### The task:
Copy each line of the entries that includes the word "label".

### Excerpted data:

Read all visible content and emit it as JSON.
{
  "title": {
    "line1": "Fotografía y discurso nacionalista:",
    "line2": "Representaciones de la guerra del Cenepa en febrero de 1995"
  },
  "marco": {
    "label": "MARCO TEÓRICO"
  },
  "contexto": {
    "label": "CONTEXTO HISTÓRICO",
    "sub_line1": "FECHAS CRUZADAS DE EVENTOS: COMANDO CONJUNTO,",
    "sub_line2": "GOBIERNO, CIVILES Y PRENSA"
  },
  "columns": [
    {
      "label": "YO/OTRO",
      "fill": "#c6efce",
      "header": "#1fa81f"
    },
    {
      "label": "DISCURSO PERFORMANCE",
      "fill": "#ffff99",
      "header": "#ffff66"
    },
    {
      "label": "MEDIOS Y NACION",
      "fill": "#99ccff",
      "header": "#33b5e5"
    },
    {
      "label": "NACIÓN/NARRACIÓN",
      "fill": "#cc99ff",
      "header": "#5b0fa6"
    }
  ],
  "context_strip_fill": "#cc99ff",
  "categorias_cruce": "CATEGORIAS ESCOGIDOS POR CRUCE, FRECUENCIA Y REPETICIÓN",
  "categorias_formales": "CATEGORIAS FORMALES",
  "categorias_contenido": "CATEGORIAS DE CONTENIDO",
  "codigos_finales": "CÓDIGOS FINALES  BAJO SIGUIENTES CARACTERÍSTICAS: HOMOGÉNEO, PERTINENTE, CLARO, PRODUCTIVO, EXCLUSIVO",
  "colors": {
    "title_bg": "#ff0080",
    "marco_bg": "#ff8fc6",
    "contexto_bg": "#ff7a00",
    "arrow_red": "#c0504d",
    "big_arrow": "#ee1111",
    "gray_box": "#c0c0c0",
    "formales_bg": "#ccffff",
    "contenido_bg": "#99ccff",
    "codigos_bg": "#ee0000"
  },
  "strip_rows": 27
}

### Output of the exercise:
    "label": "MARCO TEÓRICO"
    "label": "CONTEXTO HISTÓRICO",
      "label": "YO/OTRO",
      "label": "DISCURSO PERFORMANCE",
      "label": "MEDIOS Y NACION",
      "label": "NACIÓN/NARRACIÓN",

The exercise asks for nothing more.